[Data listing]:
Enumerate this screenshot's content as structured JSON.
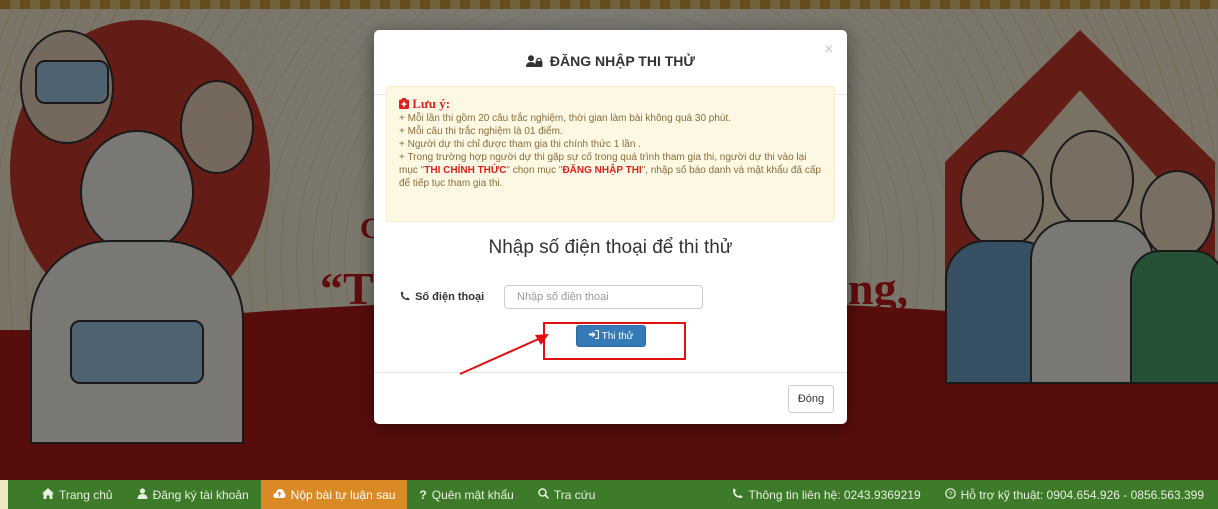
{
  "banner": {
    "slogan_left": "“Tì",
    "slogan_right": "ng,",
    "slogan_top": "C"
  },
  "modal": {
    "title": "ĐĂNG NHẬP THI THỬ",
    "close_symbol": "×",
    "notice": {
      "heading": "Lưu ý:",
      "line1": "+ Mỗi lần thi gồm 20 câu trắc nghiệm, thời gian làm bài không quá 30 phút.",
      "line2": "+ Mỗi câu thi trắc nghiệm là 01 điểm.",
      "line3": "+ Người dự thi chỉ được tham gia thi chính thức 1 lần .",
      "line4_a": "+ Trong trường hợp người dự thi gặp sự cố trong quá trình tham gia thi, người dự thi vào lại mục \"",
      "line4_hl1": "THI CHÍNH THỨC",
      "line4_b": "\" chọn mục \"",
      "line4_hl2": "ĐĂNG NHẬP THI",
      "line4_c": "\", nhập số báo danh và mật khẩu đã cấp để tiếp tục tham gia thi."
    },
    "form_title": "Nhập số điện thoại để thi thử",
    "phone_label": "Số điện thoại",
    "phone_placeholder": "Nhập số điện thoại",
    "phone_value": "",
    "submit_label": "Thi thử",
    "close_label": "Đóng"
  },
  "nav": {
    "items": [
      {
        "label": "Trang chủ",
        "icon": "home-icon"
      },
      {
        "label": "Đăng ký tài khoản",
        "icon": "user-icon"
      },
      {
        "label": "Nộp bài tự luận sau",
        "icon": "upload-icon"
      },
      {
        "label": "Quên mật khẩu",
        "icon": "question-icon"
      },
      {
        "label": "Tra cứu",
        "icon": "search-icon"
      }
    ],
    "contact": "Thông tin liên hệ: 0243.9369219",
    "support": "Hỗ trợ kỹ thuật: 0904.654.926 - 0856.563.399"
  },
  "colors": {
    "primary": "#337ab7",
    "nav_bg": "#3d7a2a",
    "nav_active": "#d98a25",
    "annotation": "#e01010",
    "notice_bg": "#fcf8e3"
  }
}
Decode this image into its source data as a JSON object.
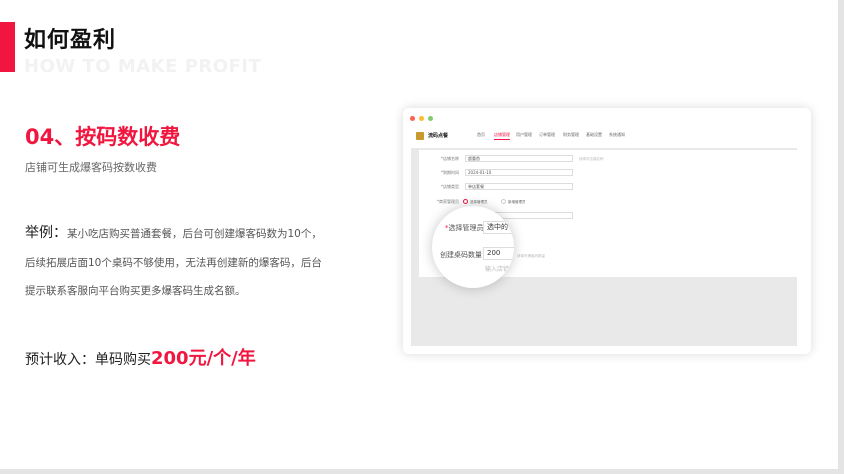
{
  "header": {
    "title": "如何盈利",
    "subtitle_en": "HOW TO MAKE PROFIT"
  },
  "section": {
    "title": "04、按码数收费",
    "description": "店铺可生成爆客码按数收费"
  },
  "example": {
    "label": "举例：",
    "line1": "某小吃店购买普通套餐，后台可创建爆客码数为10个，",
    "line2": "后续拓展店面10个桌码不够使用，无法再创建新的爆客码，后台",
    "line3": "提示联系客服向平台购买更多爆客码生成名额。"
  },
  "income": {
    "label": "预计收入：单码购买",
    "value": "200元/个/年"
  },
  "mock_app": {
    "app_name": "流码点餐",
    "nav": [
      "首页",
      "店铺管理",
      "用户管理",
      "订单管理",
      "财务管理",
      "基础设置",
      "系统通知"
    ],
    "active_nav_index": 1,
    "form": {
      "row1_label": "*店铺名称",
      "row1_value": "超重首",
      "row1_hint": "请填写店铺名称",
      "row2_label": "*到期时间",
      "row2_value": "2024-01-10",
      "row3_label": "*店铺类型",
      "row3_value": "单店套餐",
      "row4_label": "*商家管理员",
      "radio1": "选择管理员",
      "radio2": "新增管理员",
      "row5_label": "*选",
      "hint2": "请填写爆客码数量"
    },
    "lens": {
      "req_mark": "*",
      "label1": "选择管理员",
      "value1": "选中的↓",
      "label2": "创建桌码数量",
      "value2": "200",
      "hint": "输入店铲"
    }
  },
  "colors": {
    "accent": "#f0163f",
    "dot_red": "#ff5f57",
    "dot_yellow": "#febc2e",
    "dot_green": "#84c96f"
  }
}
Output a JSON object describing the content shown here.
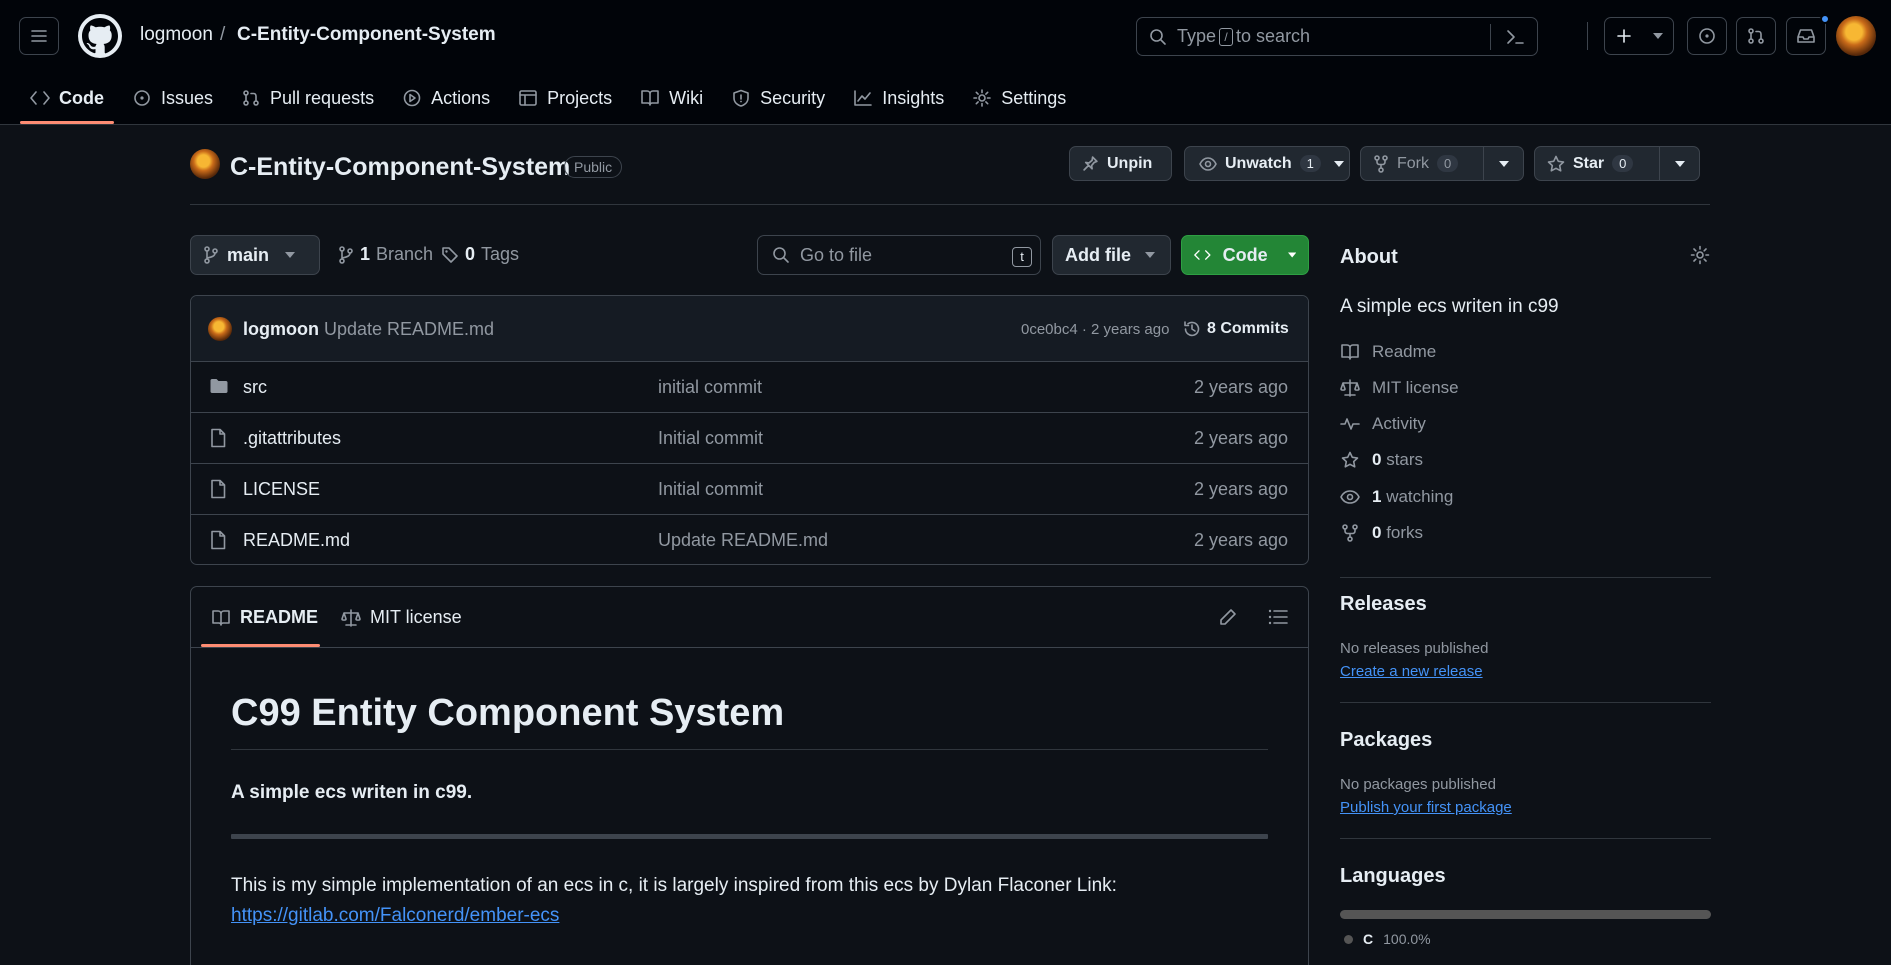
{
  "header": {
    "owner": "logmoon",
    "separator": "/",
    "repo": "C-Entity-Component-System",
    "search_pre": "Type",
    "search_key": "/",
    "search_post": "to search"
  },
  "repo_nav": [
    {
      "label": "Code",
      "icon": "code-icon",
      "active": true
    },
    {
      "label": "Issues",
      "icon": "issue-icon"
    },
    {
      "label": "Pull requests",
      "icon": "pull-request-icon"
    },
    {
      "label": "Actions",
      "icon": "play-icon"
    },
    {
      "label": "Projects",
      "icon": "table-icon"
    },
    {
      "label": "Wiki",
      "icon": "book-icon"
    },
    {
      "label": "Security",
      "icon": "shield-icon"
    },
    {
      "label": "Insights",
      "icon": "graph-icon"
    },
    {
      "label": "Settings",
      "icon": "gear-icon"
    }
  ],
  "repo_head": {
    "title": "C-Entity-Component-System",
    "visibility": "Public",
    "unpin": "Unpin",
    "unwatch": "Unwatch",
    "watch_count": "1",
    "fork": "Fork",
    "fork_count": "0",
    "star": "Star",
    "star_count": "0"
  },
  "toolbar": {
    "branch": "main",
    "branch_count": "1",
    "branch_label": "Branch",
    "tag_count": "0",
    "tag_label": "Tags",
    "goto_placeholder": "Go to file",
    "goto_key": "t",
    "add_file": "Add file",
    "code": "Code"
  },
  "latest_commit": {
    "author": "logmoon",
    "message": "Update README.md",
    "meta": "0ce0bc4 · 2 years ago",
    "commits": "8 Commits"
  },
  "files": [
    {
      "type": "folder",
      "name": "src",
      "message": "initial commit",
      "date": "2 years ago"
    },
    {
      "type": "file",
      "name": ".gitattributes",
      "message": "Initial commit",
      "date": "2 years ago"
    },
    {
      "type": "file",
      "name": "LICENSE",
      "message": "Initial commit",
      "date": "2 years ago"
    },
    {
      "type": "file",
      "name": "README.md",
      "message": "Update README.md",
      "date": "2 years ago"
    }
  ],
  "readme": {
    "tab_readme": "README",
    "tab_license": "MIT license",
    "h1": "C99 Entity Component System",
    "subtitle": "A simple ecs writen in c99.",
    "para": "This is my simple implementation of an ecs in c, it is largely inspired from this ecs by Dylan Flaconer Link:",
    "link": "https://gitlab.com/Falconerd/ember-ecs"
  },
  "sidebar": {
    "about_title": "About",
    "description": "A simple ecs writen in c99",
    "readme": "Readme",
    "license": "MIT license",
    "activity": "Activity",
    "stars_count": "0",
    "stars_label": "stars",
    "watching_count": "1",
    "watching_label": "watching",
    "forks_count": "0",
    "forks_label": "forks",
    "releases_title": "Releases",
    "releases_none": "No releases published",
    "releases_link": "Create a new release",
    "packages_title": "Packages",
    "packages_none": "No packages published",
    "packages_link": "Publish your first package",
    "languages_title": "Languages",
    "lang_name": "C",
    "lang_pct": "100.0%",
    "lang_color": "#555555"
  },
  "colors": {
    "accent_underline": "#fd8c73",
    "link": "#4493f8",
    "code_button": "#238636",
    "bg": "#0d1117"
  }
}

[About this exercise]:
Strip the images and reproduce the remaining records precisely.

[Expected answer]:
Enumerate this screenshot's content as structured JSON.
{
  "banner": {
    "slogan_left": "“Tì",
    "slogan_right": "ng,",
    "slogan_top": "C"
  },
  "modal": {
    "title": "ĐĂNG NHẬP THI THỬ",
    "close_symbol": "×",
    "notice": {
      "heading": "Lưu ý:",
      "line1": "+ Mỗi lần thi gồm 20 câu trắc nghiệm, thời gian làm bài không quá 30 phút.",
      "line2": "+ Mỗi câu thi trắc nghiệm là 01 điểm.",
      "line3": "+ Người dự thi chỉ được tham gia thi chính thức 1 lần .",
      "line4_a": "+ Trong trường hợp người dự thi gặp sự cố trong quá trình tham gia thi, người dự thi vào lại mục \"",
      "line4_hl1": "THI CHÍNH THỨC",
      "line4_b": "\" chọn mục \"",
      "line4_hl2": "ĐĂNG NHẬP THI",
      "line4_c": "\", nhập số báo danh và mật khẩu đã cấp để tiếp tục tham gia thi."
    },
    "form_title": "Nhập số điện thoại để thi thử",
    "phone_label": "Số điện thoại",
    "phone_placeholder": "Nhập số điện thoại",
    "phone_value": "",
    "submit_label": "Thi thử",
    "close_label": "Đóng"
  },
  "nav": {
    "items": [
      {
        "label": "Trang chủ",
        "icon": "home-icon"
      },
      {
        "label": "Đăng ký tài khoản",
        "icon": "user-icon"
      },
      {
        "label": "Nộp bài tự luận sau",
        "icon": "upload-icon"
      },
      {
        "label": "Quên mật khẩu",
        "icon": "question-icon"
      },
      {
        "label": "Tra cứu",
        "icon": "search-icon"
      }
    ],
    "contact": "Thông tin liên hệ: 0243.9369219",
    "support": "Hỗ trợ kỹ thuật: 0904.654.926 - 0856.563.399"
  },
  "colors": {
    "primary": "#337ab7",
    "nav_bg": "#3d7a2a",
    "nav_active": "#d98a25",
    "annotation": "#e01010",
    "notice_bg": "#fcf8e3"
  }
}
Decode this image into its source data as a JSON object.
{
  "header": {
    "title": "如何盈利",
    "subtitle_en": "HOW TO MAKE PROFIT"
  },
  "section": {
    "title": "04、按码数收费",
    "description": "店铺可生成爆客码按数收费"
  },
  "example": {
    "label": "举例：",
    "line1": "某小吃店购买普通套餐，后台可创建爆客码数为10个，",
    "line2": "后续拓展店面10个桌码不够使用，无法再创建新的爆客码，后台",
    "line3": "提示联系客服向平台购买更多爆客码生成名额。"
  },
  "income": {
    "label": "预计收入：单码购买",
    "value": "200元/个/年"
  },
  "mock_app": {
    "app_name": "流码点餐",
    "nav": [
      "首页",
      "店铺管理",
      "用户管理",
      "订单管理",
      "财务管理",
      "基础设置",
      "系统通知"
    ],
    "active_nav_index": 1,
    "form": {
      "row1_label": "*店铺名称",
      "row1_value": "超重首",
      "row1_hint": "请填写店铺名称",
      "row2_label": "*到期时间",
      "row2_value": "2024-01-10",
      "row3_label": "*店铺类型",
      "row3_value": "单店套餐",
      "row4_label": "*商家管理员",
      "radio1": "选择管理员",
      "radio2": "新增管理员",
      "row5_label": "*选",
      "hint2": "请填写爆客码数量"
    },
    "lens": {
      "req_mark": "*",
      "label1": "选择管理员",
      "value1": "选中的↓",
      "label2": "创建桌码数量",
      "value2": "200",
      "hint": "输入店铲"
    }
  },
  "colors": {
    "accent": "#f0163f",
    "dot_red": "#ff5f57",
    "dot_yellow": "#febc2e",
    "dot_green": "#84c96f"
  }
}
Output a JSON object describing the content shown here.
{
  "header": {
    "owner": "logmoon",
    "separator": "/",
    "repo": "C-Entity-Component-System",
    "search_pre": "Type",
    "search_key": "/",
    "search_post": "to search"
  },
  "repo_nav": [
    {
      "label": "Code",
      "icon": "code-icon",
      "active": true
    },
    {
      "label": "Issues",
      "icon": "issue-icon"
    },
    {
      "label": "Pull requests",
      "icon": "pull-request-icon"
    },
    {
      "label": "Actions",
      "icon": "play-icon"
    },
    {
      "label": "Projects",
      "icon": "table-icon"
    },
    {
      "label": "Wiki",
      "icon": "book-icon"
    },
    {
      "label": "Security",
      "icon": "shield-icon"
    },
    {
      "label": "Insights",
      "icon": "graph-icon"
    },
    {
      "label": "Settings",
      "icon": "gear-icon"
    }
  ],
  "repo_head": {
    "title": "C-Entity-Component-System",
    "visibility": "Public",
    "unpin": "Unpin",
    "unwatch": "Unwatch",
    "watch_count": "1",
    "fork": "Fork",
    "fork_count": "0",
    "star": "Star",
    "star_count": "0"
  },
  "toolbar": {
    "branch": "main",
    "branch_count": "1",
    "branch_label": "Branch",
    "tag_count": "0",
    "tag_label": "Tags",
    "goto_placeholder": "Go to file",
    "goto_key": "t",
    "add_file": "Add file",
    "code": "Code"
  },
  "latest_commit": {
    "author": "logmoon",
    "message": "Update README.md",
    "meta": "0ce0bc4 · 2 years ago",
    "commits": "8 Commits"
  },
  "files": [
    {
      "type": "folder",
      "name": "src",
      "message": "initial commit",
      "date": "2 years ago"
    },
    {
      "type": "file",
      "name": ".gitattributes",
      "message": "Initial commit",
      "date": "2 years ago"
    },
    {
      "type": "file",
      "name": "LICENSE",
      "message": "Initial commit",
      "date": "2 years ago"
    },
    {
      "type": "file",
      "name": "README.md",
      "message": "Update README.md",
      "date": "2 years ago"
    }
  ],
  "readme": {
    "tab_readme": "README",
    "tab_license": "MIT license",
    "h1": "C99 Entity Component System",
    "subtitle": "A simple ecs writen in c99.",
    "para": "This is my simple implementation of an ecs in c, it is largely inspired from this ecs by Dylan Flaconer Link:",
    "link": "https://gitlab.com/Falconerd/ember-ecs"
  },
  "sidebar": {
    "about_title": "About",
    "description": "A simple ecs writen in c99",
    "readme": "Readme",
    "license": "MIT license",
    "activity": "Activity",
    "stars_count": "0",
    "stars_label": "stars",
    "watching_count": "1",
    "watching_label": "watching",
    "forks_count": "0",
    "forks_label": "forks",
    "releases_title": "Releases",
    "releases_none": "No releases published",
    "releases_link": "Create a new release",
    "packages_title": "Packages",
    "packages_none": "No packages published",
    "packages_link": "Publish your first package",
    "languages_title": "Languages",
    "lang_name": "C",
    "lang_pct": "100.0%",
    "lang_color": "#555555"
  },
  "colors": {
    "accent_underline": "#fd8c73",
    "link": "#4493f8",
    "code_button": "#238636",
    "bg": "#0d1117"
  }
}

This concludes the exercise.